Saturday, June 16, 2012
Solace of the Road (review)
Solace of the Road is not a plot heavy book. It's a character driven story where the reader uncovers the history of 14-year-old Holly Hogan. It starts when Holly receives a foster placement after living most of her life in a care home. She doesn't really want a new home or new parents, and she constantly complains about her foster parents Fiona and Ray. All she wants is to go back home to Ireland and the mother she left behind.
During an argument between Fiona and Ray, something snaps in Holly. Armed only with a blonde wig and her lizard purse, she becomes someone else--Solace of the Road. Solace is her bad girl alter-ego, older, wiser and unafraid of the things that would scare Holly. She runs away, on train, then bus and eventually hithchiking her way towards the coast of England. As she runs we encounter more and more memories of her past. Slowly the reader and Holly start to realize that the happy memories she has of home and her mother maybe weren't so happy after all.
I liked the fact that Holly/Solace is such an unreliable narrator. She only tells the reader certain things, normally what she wants to be true, until later in the story she reveals piece by piece the small lies that she's told along the way. Holly is a lost little girl who only wants her mother's love. She lies to the reader, but never more than she's lying to herself.
The story is poignant and sad. It's a portrait of a lost girl who doesn't know what home is. At the same time, the book has very funny moments as Holly goes on her adventure across England. The dichotomy of laughter and tears is what makes it realistically human and very worth reading.

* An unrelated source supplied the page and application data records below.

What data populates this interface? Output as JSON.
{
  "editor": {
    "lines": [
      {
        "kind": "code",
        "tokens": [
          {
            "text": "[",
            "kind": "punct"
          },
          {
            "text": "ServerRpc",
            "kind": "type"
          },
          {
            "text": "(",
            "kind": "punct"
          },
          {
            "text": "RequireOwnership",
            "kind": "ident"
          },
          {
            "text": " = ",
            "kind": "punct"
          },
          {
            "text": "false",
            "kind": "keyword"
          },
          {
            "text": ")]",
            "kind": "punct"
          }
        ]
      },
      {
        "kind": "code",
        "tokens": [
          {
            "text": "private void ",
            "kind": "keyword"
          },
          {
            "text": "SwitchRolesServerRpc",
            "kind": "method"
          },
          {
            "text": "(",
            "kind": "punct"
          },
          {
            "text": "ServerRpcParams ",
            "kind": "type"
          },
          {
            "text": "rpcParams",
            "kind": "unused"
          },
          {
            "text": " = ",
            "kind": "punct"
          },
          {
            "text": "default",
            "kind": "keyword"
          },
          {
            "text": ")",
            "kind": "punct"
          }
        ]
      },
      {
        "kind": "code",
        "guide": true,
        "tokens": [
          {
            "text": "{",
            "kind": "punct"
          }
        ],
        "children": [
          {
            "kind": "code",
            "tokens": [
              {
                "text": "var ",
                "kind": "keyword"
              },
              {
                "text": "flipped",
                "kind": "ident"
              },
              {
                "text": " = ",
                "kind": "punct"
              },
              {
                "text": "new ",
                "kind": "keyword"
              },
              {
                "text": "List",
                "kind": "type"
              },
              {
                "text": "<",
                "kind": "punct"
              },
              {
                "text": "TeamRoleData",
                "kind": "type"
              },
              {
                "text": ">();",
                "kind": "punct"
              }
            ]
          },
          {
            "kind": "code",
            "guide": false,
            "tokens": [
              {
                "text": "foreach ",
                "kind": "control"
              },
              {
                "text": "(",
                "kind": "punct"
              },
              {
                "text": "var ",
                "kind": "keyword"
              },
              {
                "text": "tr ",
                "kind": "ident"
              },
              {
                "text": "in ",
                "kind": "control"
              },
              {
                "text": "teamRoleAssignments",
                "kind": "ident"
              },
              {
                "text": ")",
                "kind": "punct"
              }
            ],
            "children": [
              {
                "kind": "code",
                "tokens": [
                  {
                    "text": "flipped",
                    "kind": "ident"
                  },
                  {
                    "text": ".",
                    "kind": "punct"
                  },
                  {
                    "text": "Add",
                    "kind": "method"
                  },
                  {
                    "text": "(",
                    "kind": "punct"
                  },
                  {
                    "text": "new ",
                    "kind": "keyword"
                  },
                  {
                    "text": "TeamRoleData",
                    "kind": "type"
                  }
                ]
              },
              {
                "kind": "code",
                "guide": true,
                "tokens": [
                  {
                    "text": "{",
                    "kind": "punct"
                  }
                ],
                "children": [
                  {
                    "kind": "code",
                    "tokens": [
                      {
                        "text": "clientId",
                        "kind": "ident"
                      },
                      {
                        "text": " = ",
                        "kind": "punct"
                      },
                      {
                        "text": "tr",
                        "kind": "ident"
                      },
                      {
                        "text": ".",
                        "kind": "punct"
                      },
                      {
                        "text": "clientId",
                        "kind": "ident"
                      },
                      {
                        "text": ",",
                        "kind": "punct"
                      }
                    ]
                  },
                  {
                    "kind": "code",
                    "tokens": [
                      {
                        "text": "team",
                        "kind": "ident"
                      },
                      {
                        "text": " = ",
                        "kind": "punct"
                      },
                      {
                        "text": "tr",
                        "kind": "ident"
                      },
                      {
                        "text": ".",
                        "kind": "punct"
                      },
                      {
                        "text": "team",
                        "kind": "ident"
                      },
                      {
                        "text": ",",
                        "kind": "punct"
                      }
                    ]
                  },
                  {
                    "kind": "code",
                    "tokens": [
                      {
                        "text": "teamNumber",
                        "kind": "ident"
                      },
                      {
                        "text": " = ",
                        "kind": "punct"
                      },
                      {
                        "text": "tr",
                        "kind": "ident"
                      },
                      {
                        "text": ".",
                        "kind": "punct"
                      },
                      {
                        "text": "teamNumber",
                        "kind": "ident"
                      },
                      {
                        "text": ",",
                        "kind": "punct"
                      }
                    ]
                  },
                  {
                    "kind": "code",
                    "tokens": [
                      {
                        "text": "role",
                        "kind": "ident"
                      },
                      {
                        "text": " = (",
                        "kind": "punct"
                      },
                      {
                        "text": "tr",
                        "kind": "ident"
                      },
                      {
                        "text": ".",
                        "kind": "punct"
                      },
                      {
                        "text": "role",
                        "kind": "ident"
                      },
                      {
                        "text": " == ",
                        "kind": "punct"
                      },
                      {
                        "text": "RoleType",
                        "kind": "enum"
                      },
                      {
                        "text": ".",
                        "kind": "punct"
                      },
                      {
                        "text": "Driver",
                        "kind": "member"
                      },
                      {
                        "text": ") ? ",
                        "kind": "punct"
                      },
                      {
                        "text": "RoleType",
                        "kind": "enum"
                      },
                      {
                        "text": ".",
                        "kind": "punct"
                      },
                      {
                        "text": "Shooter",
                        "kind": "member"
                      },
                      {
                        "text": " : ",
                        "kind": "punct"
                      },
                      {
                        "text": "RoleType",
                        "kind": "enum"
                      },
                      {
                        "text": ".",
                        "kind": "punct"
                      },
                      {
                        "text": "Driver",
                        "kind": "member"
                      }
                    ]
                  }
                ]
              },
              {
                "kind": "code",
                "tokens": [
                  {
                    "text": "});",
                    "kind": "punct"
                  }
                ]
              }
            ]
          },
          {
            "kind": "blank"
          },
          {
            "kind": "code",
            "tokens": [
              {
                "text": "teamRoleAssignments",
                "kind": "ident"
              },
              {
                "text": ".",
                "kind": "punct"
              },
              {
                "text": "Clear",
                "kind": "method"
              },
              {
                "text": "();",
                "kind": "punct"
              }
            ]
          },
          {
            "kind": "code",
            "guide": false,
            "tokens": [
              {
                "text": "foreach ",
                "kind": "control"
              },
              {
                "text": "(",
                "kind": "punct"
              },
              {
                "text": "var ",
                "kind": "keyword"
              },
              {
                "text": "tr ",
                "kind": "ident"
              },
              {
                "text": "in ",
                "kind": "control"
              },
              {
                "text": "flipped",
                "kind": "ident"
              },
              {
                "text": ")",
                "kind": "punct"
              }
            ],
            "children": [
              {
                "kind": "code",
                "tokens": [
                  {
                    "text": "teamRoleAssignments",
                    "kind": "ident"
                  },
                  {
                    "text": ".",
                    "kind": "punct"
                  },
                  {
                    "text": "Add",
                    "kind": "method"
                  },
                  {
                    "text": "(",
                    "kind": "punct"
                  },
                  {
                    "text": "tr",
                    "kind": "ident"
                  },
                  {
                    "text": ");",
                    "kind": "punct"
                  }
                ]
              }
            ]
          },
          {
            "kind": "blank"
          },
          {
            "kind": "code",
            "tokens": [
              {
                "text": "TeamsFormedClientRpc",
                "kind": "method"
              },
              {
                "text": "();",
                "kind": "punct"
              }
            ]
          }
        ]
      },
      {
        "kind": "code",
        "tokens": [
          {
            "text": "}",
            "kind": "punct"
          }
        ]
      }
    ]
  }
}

The audiobook narration for this was excellent. The accent is slightly Irish, just enough so that you hear it occasionally but light enough to make it easy to understand. The voice is soft, young and knows how to crack a joke.